At AD diagnosis, patients with AD had a higher prevalence of autoimmune diseases (5.84% [95% CI, 5.73-5.95]) than control participants (4.31% [95% CI, 4.26-4.36]; P <.001). In patients without autoimmune disorders, the incidence of new-onset autoimmune disorder was higher in patients with AD (3.9%) than control participants (2.7%) during a mean follow-up period of 4.1 years. There was an association between AD and new onset of any autoimmune disorder (adjusted HR [aHR], 1.28; P <.001). Increasing AD severity was associated with a greater risk for autoimmune disease (aHR for AD patients vs control participants: 1.99 for severe AD, P <.001; 1.22 for moderate AD, P <.001; 1.22 for mild AD, P <.001). The increased risk for autoimmune diseases in adult patients with AD compared with control participants was consistent across subgroup analyses.

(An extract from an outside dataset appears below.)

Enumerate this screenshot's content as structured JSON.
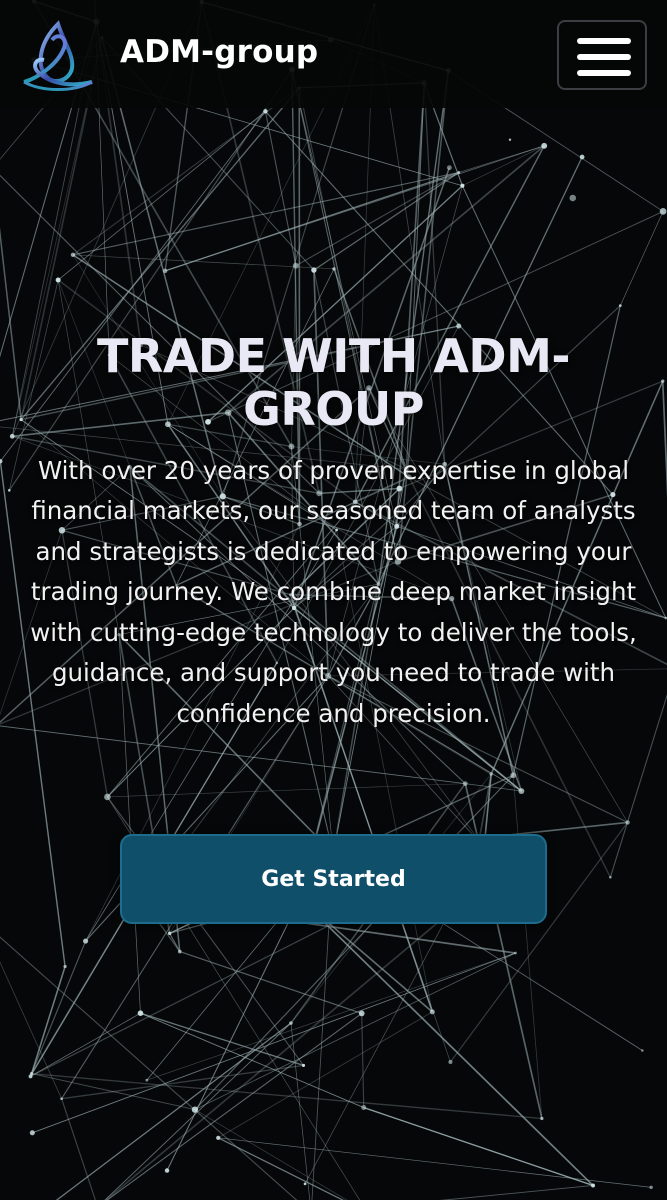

In children, increased risk for autoimmune disease was only seen for patients with more severe AD.
Specifically, investigators found increased risk in patients with AD for rheumatoid arthritis and inflammatory bowel disease in patients with AD, for psoriatic arthritis, Sjögren syndrome, vitiligo, alopecia areata, pernicious anemia, and autoimmune hypothyroidism.
“Of note, the prevalence of psoriatic arthritis was the same in cases and controls at AD diagnosis, but we observed a much higher incidence of psoriatic arthritis after diagnosis in cases,” researchers noted although the relationship is unclear.
The study was limited by the lack of verification of physician-coded diagnoses.
“Our study underscores the need for increased clinician awareness of the burden of autoimmune comorbidities in patients with AD, and it highlights a need for expert guidance on screening recommendations in clinical practice,” the study authors wrote.
Disclosure: Several study authors declared affiliations with biotech, pharmaceutical, and/or device companies. Please see the original reference for a full list of authors’ disclosures.
de Lusignan S, Alexander H, Broderick C, et al. Atopic dermatitis and risk of autoimmune conditions: population-based cohort study. J Allergy Clin Immunol. 2022;150(3):709-713. doi:10.1016/j.jaci.2022.03.030